If I understand your comments correctly, you've overdifferenced, which is talked about in various guides.
Your original series of numbers (
rnorm(5000, 0, 40)) has, by definition and design, no relationship between adjacent numbers or every 2nd number or every 3rd number. It's "random" (pseudo-random, but not distinguishable from truly random by us mere mortals). So the ACF you calculate is random garbage.
But differencing takes that series of numbers and creates a new series which is related in a particular, deterministic way: subtraction of adjacent values. Consider your initial random number series: $(n_1, n_2, n_3, ...)$, then difference it to get $(d_1, d_2, ...)$. Both $d_1$ and $d_2$ are calculated using $n_2$, so you've now introduced autocorrelation at lag 1.

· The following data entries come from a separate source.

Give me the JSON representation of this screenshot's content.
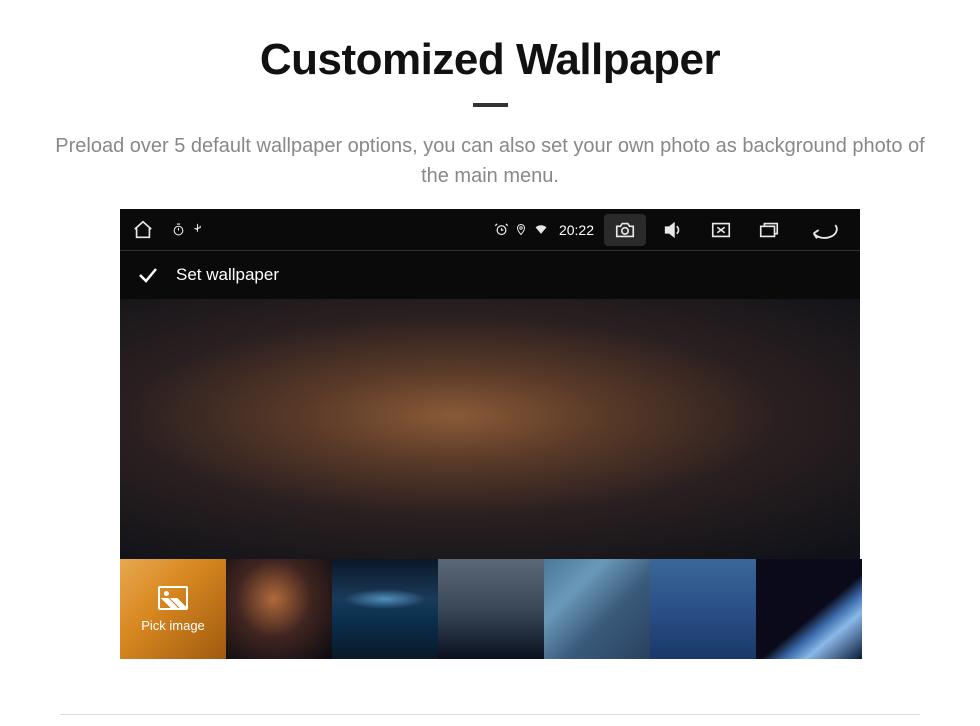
{
  "heading": "Customized Wallpaper",
  "subheading": "Preload over 5 default wallpaper options, you can also set your own photo as background photo of the main menu.",
  "status": {
    "time": "20:22"
  },
  "action": {
    "title": "Set wallpaper"
  },
  "thumbs": {
    "pick_label": "Pick image"
  }
}
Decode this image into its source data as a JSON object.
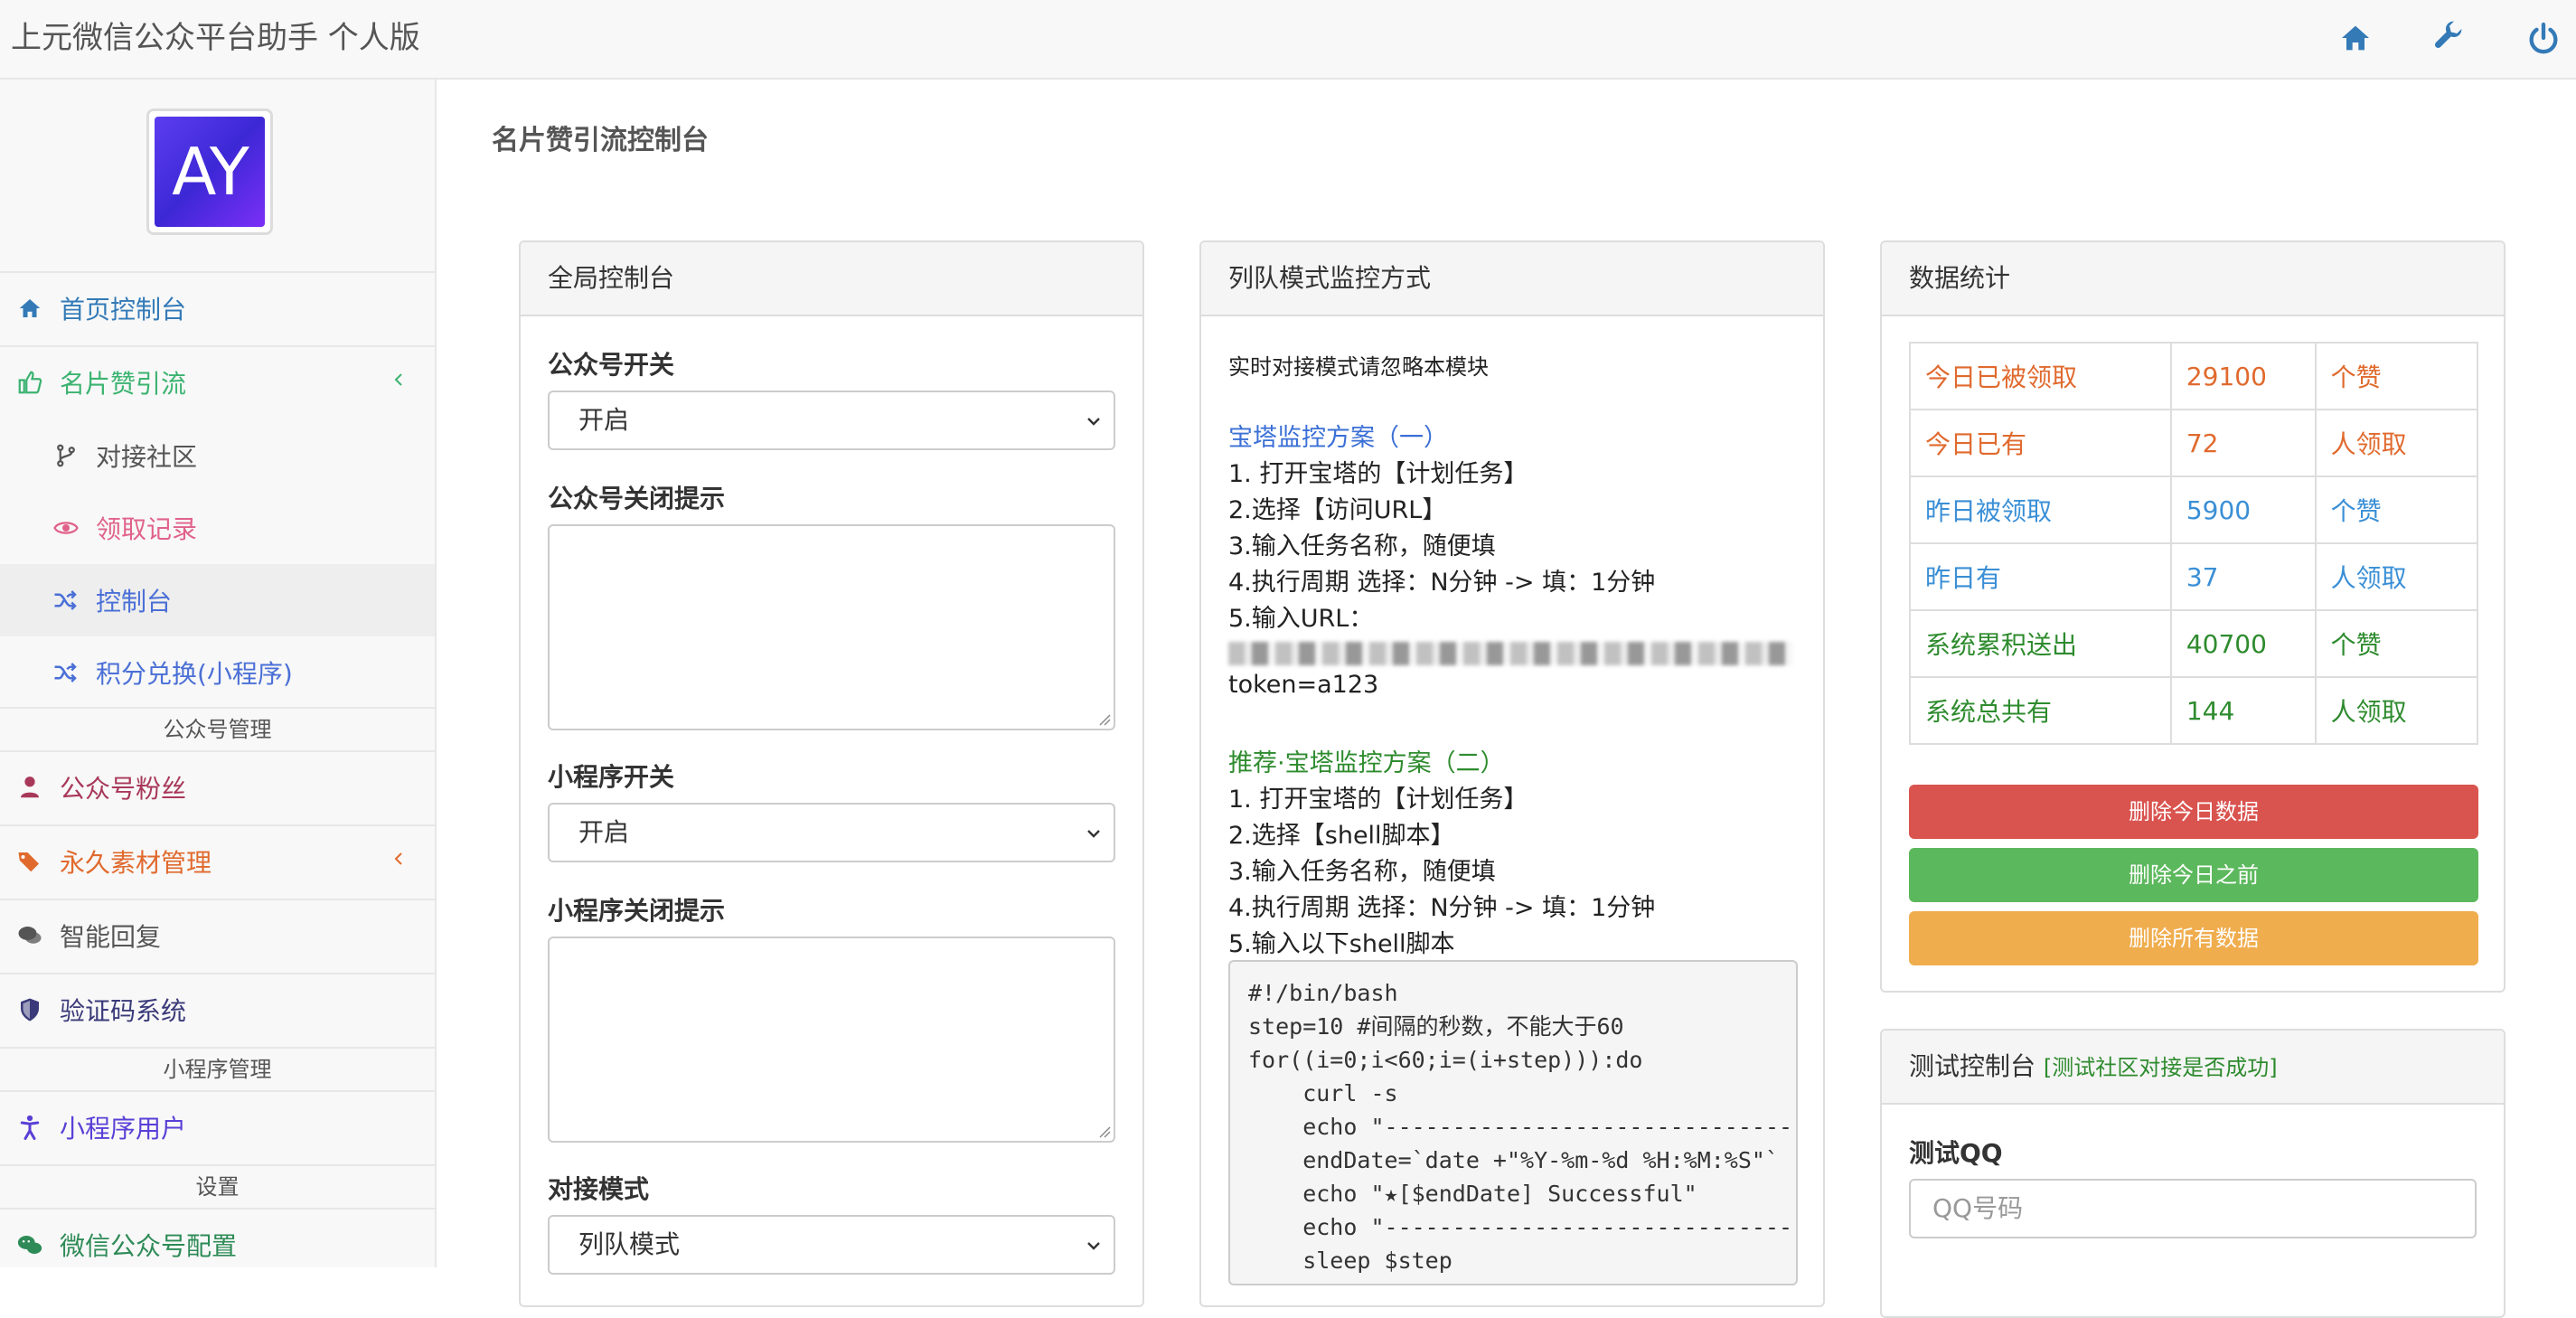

Now look at what happens at that lag 1. $n_2$ is used to calculate $d_1$ and $d_2$, once subtracting from and once being subtracted from. [Begin I'm-way-in-over-my-head part.] In order for $d_1$ and $d_2$ to have the same sign, we'd need to have $n_1 < n_2$ and $n_2 < n_3$ (or vice versa), which is less likely than the alternatives, so we expect that the autocorrelation will be negative. [End I'm-way-in-over-my-head part, gasping for air.]